Third, central banks might consider having flexible operational frameworks that, during severe crises, allow funding to be supplied to banks against a broad range of collateral to ease immediate liquidity pressures. However, this is not costless – it shifts credit risk to the central bank and encourages moral hazard – and so should be used sparingly and with appropriate safeguards.
Lastly, ongoing regulatory reforms that target the “too-big-to-fail” issue have an important role in reducing investors’ expectations of government support for banks, thereby helping to weaken the link between sovereigns and banks.
The bottom line is that deteriorating fiscal conditions have an adverse impact on the stability of banking systems at home and abroad. Fiscal authorities need to step up efforts to return public finances to more solid long-term paths. Banks, their supervisors, and central banks should act now to prepare for a sustained period of more volatile sovereign risk premiums. While it is impossible to fully insulate the banking system from a distressed domestic sovereign, everyone has a role in minimising the impact.
Committee on the Global Financial System (2011), The impact of sovereign credit risk on bank funding conditions, 11 July.

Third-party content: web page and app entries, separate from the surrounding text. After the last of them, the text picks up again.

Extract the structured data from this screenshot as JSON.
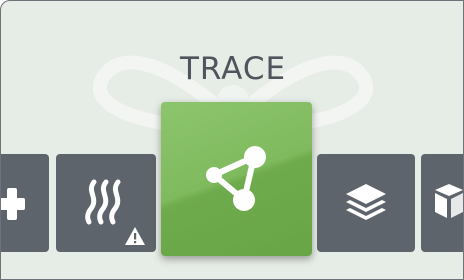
{
  "screen": {
    "title": "TRACE"
  },
  "tiles": [
    {
      "name": "add",
      "icon": "plus-icon",
      "active": false
    },
    {
      "name": "heat",
      "icon": "heat-waves-icon",
      "badge_icon": "warning-triangle-icon",
      "active": false
    },
    {
      "name": "trace",
      "icon": "share-nodes-icon",
      "active": true
    },
    {
      "name": "layers",
      "icon": "layers-icon",
      "active": false
    },
    {
      "name": "cube",
      "icon": "cube-icon",
      "active": false
    }
  ],
  "colors": {
    "background": "#e6ece6",
    "tile": "#5d646c",
    "active_tile": "#7ab659",
    "title": "#4e555c",
    "icon": "#ffffff"
  }
}
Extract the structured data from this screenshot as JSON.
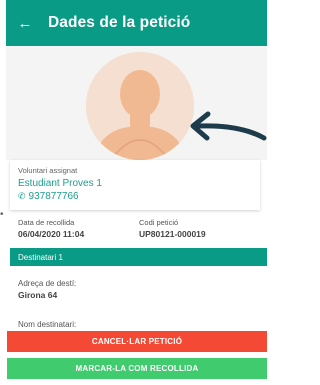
{
  "header": {
    "title": "Dades de la petició",
    "back_icon": "arrow-left-icon"
  },
  "photo": {
    "icon": "user-avatar-icon",
    "annotation_icon": "curved-arrow-icon"
  },
  "volunteer": {
    "label": "Voluntari assignat",
    "name": "Estudiant Proves 1",
    "phone": "937877766",
    "phone_icon": "phone-icon"
  },
  "details": {
    "date_label": "Data de recollida",
    "date_value": "06/04/2020 11:04",
    "code_label": "Codi petició",
    "code_value": "UP80121-000019"
  },
  "recipient": {
    "section_title": "Destinatari 1",
    "address_label": "Adreça de destí:",
    "address_value": "Girona 64",
    "name_label": "Nom destinatari:"
  },
  "actions": {
    "cancel_label": "CANCEL·LAR PETICIÓ",
    "mark_label": "MARCAR-LA COM RECOLLIDA"
  },
  "colors": {
    "primary": "#0a9b86",
    "link": "#1a9f8c",
    "danger": "#f44a35",
    "success": "#3fcb6e"
  }
}
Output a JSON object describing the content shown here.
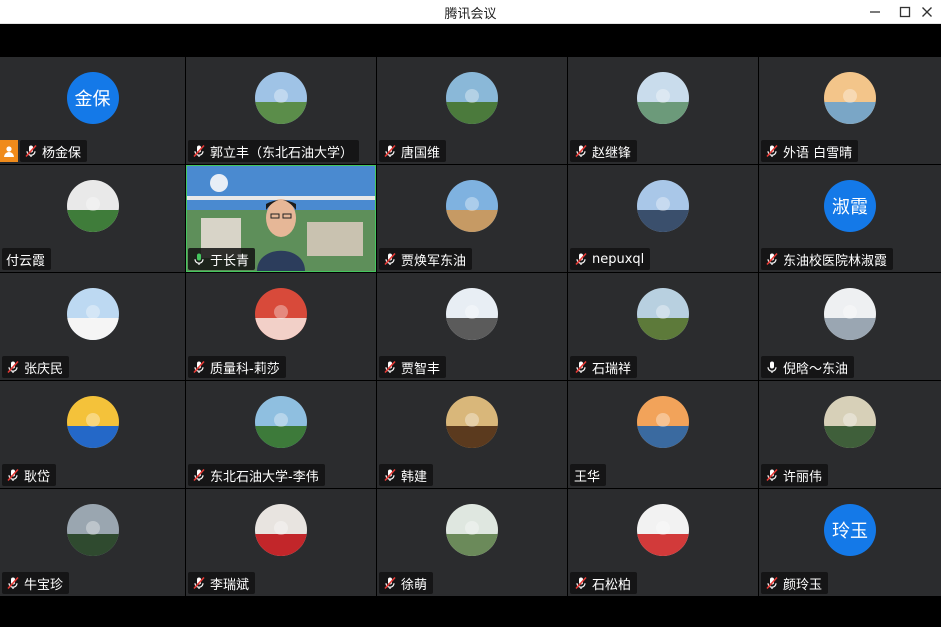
{
  "window": {
    "title": "腾讯会议",
    "controls": [
      "minimize-icon",
      "maximize-icon",
      "close-icon"
    ]
  },
  "participants": [
    {
      "name": "杨金保",
      "avatar_text": "金保",
      "mic": "muted",
      "host": true
    },
    {
      "name": "郭立丰（东北石油大学）",
      "mic": "muted"
    },
    {
      "name": "唐国维",
      "mic": "muted"
    },
    {
      "name": "赵继锋",
      "mic": "muted"
    },
    {
      "name": "外语 白雪晴",
      "mic": "muted"
    },
    {
      "name": "付云霞",
      "mic": "none"
    },
    {
      "name": "于长青",
      "mic": "speaking",
      "video": true
    },
    {
      "name": "贾焕军东油",
      "mic": "muted"
    },
    {
      "name": "nepuxql",
      "mic": "muted"
    },
    {
      "name": "东油校医院林淑霞",
      "avatar_text": "淑霞",
      "mic": "muted"
    },
    {
      "name": "张庆民",
      "mic": "muted"
    },
    {
      "name": "质量科-莉莎",
      "mic": "muted"
    },
    {
      "name": "贾智丰",
      "mic": "muted"
    },
    {
      "name": "石瑞祥",
      "mic": "muted"
    },
    {
      "name": "倪晗～东油",
      "mic": "on"
    },
    {
      "name": "耿岱",
      "mic": "muted"
    },
    {
      "name": "东北石油大学-李伟",
      "mic": "muted"
    },
    {
      "name": "韩建",
      "mic": "muted"
    },
    {
      "name": "王华",
      "mic": "none"
    },
    {
      "name": "许丽伟",
      "mic": "muted"
    },
    {
      "name": "牛宝珍",
      "mic": "muted"
    },
    {
      "name": "李瑞斌",
      "mic": "muted"
    },
    {
      "name": "徐萌",
      "mic": "muted"
    },
    {
      "name": "石松柏",
      "mic": "muted"
    },
    {
      "name": "颜玲玉",
      "avatar_text": "玲玉",
      "mic": "muted"
    }
  ],
  "colors": {
    "tile_bg": "#2b2c2e",
    "avatar_blue": "#1479e8",
    "speaking_green": "#45c65e",
    "host_badge": "#f08b1b"
  }
}
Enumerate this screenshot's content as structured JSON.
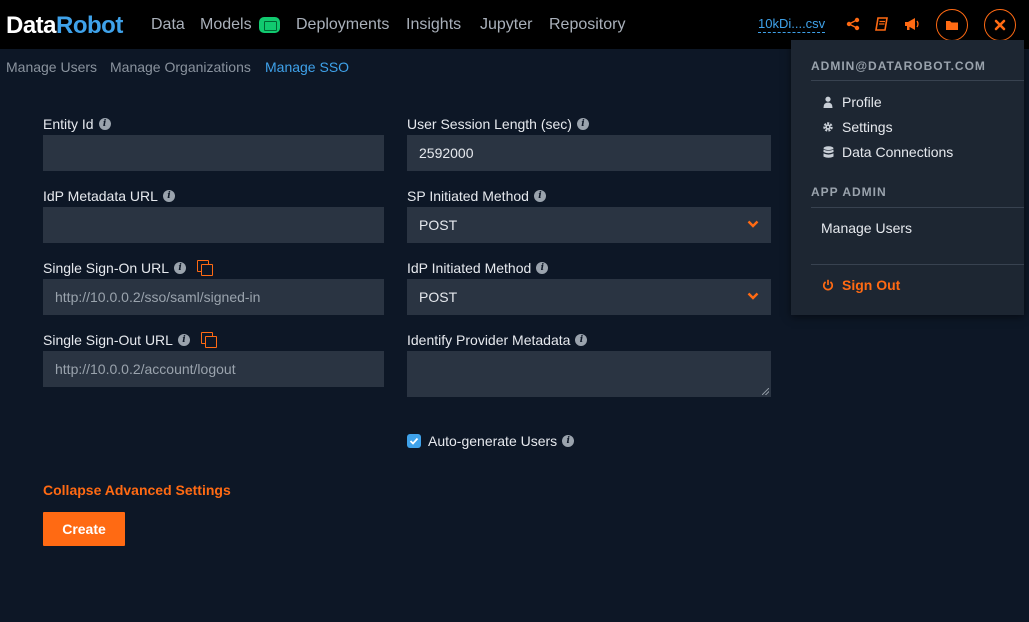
{
  "header": {
    "logo_part1": "Data",
    "logo_part2": "Robot",
    "nav": [
      "Data",
      "Models",
      "Deployments",
      "Insights",
      "Jupyter",
      "Repository"
    ],
    "dataset_link": "10kDi....csv",
    "icons": [
      "share-icon",
      "book-icon",
      "megaphone-icon",
      "folder-icon",
      "close-icon"
    ]
  },
  "subnav": {
    "items": [
      "Manage Users",
      "Manage Organizations",
      "Manage SSO"
    ],
    "active": "Manage SSO"
  },
  "form": {
    "entity_id": {
      "label": "Entity Id",
      "value": ""
    },
    "idp_metadata_url": {
      "label": "IdP Metadata URL",
      "value": ""
    },
    "sso_url": {
      "label": "Single Sign-On URL",
      "value": "http://10.0.0.2/sso/saml/signed-in"
    },
    "slo_url": {
      "label": "Single Sign-Out URL",
      "value": "http://10.0.0.2/account/logout"
    },
    "session_length": {
      "label": "User Session Length (sec)",
      "value": "2592000"
    },
    "sp_method": {
      "label": "SP Initiated Method",
      "value": "POST"
    },
    "idp_method": {
      "label": "IdP Initiated Method",
      "value": "POST"
    },
    "provider_metadata": {
      "label": "Identify Provider Metadata",
      "value": ""
    },
    "auto_generate": {
      "label": "Auto-generate Users",
      "checked": true
    },
    "advanced_link": "Collapse Advanced Settings",
    "create_button": "Create"
  },
  "menu": {
    "account": "ADMIN@DATAROBOT.COM",
    "items": [
      "Profile",
      "Settings",
      "Data Connections"
    ],
    "section_admin": "APP ADMIN",
    "admin_items": [
      "Manage Users"
    ],
    "sign_out": "Sign Out"
  },
  "colors": {
    "accent": "#ff6a13",
    "link": "#3fa2ea",
    "background": "#0d1726",
    "field": "#2a3442",
    "gpu_badge": "#11c96f"
  }
}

1 A proxy for implicit government support for banks is the difference between the “issuer rating” (the overall rating, which takes into account the likelihood of government or group support if a bank is in trouble) and the stand-alone rating, which reflects only the bank’s intrinsic strength.